The following article was posted on August 20th, 2014, in the New Times - Volume 29, Issue 4 [ Submit a Story ]
The following articles were printed from New Times [] - Volume 29, Issue 4

Residents appeal a Pismo Beach hotel project


Just when it seemed Pismo Beach was set to move ahead with plans for a 104-room hotel opposite the Pismo Pier, an eleventh-hour appeal will likely send the project to the City Council for further review.

After months of wrangling with the Pismo Beach Planning Commission over the design of "The Inn at the Pier," local developer Dana Severy finally gained the unanimous support of the commission on July 22.

Even though Commissioner David Jewell dubbed Severy’s most recent plan “the greatest project I ever saw,” Pismo Beach residents Effie McDermott and Don Day filed an appeal of the hotel project on Aug. 1. The appeal was officially processed on Aug. 4.

“The development of this core downtown parcel is of such import to the future of the city, it is a [sic] unthinkable to allow its fate to be finalized without a hearing before our elected officials, the City Council,” the appeal states.

As approved by the commission, the hotel would have a rooftop pool, 104 rooms, 1,795 square feet of commercial retail space, a 2,150-square-foot meeting/convention room/dining space, a 775-square-foot business center, and a 132-space underground parking garage. Currently, the project site is a vacant dirt lot across from the Pismo Pier.

According to Associate Planner Mike Gruver, the city is still assessing whether McDermott and Day’s appeal is valid, as of Aug. 20. Gruver said there “weren’t really any grounds” stated in the extremely brief appeal.

“It’s still likely the City Council will have to take the appeal and put it on their agenda—either to grant the appeal and modify the project somehow, or to deny the appeal, thereby approving the project,” Gruver told New Times. “Either way, it’s very likely it will be opened up to a public hearing.”

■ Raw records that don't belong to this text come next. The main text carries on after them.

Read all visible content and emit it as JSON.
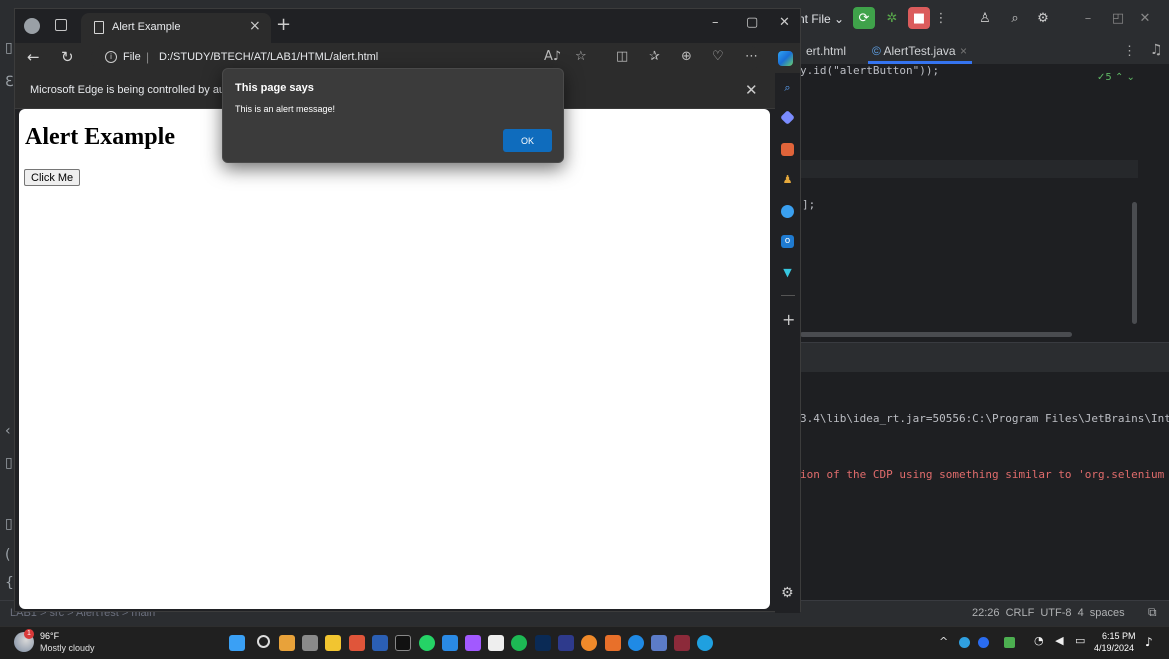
{
  "ide": {
    "run_config_label": "nt File ⌄",
    "editor_tabs": [
      "ert.html",
      "AlertTest.java"
    ],
    "code_line_1": "y.id(\"alertButton\"));",
    "code_line_2": "];",
    "warning_count": "5",
    "console_line_1": "3.4\\lib\\idea_rt.jar=50556:C:\\Program Files\\JetBrains\\Int",
    "console_line_2": "ion of the CDP using something similar to 'org.selenium",
    "breadcrumb": "LAB1 > src > AlertTest > main",
    "status_right": "22:26  CRLF  UTF-8  4 spaces",
    "colors": {
      "run_green": "#3fa24a",
      "stop_red": "#db5c5c",
      "string_green": "#6aab73",
      "error_red": "#e06c6c"
    }
  },
  "browser": {
    "tab_title": "Alert Example",
    "site_label": "File",
    "url": "D:/STUDY/BTECH/AT/LAB1/HTML/alert.html",
    "infobar_text": "Microsoft Edge is being controlled by autom",
    "toolbar_icons": [
      "back-icon",
      "refresh-icon",
      "read-aloud-icon",
      "favorite-add-icon",
      "split-screen-icon",
      "favorites-icon",
      "collections-icon",
      "browser-essentials-icon",
      "more-icon",
      "copilot-icon"
    ]
  },
  "page": {
    "heading": "Alert Example",
    "button_label": "Click Me"
  },
  "alert": {
    "title": "This page says",
    "message": "This is an alert message!",
    "ok_label": "OK",
    "ok_color": "#0f6cbd"
  },
  "taskbar": {
    "weather_temp": "96°F",
    "weather_condition": "Mostly cloudy",
    "weather_badge": "1",
    "time": "6:15 PM",
    "date": "4/19/2024"
  }
}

Gruver added that the City Council hearing would most likely come sometime in October.